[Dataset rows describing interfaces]
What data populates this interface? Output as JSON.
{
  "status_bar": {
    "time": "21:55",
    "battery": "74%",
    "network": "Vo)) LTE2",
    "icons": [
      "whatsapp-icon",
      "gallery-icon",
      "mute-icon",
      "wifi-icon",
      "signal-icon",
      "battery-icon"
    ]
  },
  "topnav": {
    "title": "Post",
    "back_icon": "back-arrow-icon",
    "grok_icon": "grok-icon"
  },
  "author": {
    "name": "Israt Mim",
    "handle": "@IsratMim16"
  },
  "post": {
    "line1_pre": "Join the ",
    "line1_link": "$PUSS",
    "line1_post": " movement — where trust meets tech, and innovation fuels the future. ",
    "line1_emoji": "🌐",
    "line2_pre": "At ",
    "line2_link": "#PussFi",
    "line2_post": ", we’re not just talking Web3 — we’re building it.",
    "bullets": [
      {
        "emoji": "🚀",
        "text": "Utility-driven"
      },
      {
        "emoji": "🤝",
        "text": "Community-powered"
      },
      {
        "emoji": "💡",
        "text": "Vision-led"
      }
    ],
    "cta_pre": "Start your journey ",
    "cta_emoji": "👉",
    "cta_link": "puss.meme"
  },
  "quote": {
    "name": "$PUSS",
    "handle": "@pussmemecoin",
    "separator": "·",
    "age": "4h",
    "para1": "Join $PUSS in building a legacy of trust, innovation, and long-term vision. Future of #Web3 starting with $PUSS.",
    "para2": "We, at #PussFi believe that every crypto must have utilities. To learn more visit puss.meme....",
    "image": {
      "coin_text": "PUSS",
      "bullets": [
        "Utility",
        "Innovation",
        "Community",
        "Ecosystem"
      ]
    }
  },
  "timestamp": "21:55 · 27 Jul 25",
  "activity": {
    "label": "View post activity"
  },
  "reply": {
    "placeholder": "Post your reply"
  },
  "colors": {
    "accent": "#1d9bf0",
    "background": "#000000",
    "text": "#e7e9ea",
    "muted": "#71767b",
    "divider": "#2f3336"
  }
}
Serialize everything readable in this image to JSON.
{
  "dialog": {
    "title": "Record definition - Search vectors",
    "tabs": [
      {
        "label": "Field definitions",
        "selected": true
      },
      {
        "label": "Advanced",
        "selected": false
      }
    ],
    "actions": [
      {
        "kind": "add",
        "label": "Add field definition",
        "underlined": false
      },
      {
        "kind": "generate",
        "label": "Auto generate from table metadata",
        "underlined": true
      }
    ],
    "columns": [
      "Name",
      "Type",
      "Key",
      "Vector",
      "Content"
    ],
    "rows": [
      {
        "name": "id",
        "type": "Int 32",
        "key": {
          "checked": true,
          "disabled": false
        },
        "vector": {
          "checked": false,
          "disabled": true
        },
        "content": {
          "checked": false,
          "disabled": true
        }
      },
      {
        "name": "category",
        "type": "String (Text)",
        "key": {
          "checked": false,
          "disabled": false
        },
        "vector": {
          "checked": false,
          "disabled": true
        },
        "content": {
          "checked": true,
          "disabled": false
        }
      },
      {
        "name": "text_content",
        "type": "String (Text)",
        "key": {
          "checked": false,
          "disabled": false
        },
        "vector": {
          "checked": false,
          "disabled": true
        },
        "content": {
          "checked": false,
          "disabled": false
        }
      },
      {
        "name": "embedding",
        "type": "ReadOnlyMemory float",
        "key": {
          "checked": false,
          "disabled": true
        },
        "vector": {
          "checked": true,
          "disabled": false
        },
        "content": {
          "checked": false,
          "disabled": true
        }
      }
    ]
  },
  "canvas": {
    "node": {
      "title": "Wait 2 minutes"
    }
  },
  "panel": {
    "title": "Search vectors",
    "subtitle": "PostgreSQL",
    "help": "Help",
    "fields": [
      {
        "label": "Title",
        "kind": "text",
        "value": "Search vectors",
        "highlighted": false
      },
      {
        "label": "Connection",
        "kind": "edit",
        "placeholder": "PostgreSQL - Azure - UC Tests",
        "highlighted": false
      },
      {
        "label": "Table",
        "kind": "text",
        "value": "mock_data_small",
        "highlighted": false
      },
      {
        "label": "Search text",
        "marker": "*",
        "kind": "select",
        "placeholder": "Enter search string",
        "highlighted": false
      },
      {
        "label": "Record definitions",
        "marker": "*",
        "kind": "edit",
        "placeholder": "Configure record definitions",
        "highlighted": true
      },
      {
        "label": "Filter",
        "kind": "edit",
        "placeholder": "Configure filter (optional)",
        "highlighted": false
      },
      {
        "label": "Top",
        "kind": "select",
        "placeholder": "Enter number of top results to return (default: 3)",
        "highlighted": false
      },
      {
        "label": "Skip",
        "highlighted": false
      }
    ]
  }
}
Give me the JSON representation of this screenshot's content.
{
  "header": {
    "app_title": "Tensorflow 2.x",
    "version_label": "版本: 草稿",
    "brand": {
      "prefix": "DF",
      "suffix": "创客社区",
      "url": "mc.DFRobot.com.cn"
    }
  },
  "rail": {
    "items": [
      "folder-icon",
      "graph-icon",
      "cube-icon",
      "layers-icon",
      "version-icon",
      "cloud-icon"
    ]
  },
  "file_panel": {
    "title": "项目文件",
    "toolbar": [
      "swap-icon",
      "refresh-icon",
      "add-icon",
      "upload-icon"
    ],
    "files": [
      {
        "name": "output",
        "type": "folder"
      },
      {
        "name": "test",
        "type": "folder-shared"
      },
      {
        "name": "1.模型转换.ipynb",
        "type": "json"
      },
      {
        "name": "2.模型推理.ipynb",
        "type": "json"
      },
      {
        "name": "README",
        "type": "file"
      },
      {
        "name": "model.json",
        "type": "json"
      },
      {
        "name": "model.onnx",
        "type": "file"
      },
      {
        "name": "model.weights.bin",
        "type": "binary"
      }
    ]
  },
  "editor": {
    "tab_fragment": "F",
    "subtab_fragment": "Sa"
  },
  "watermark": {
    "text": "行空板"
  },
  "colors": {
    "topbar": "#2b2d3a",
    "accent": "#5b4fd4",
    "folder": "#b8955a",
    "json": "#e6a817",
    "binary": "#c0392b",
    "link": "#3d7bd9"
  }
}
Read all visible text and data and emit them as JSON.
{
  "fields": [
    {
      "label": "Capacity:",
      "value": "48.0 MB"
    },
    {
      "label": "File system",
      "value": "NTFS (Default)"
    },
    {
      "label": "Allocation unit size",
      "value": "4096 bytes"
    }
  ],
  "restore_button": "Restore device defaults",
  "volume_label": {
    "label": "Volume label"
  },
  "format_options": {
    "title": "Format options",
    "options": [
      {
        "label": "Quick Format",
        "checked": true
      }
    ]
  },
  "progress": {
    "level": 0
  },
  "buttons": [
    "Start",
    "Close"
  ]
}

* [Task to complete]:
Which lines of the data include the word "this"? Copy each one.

* [Written reply]:
What data populates this interface? Output as JSON.
Serialize everything readable in this image to JSON.
Give me the JSON representation of this screenshot's content.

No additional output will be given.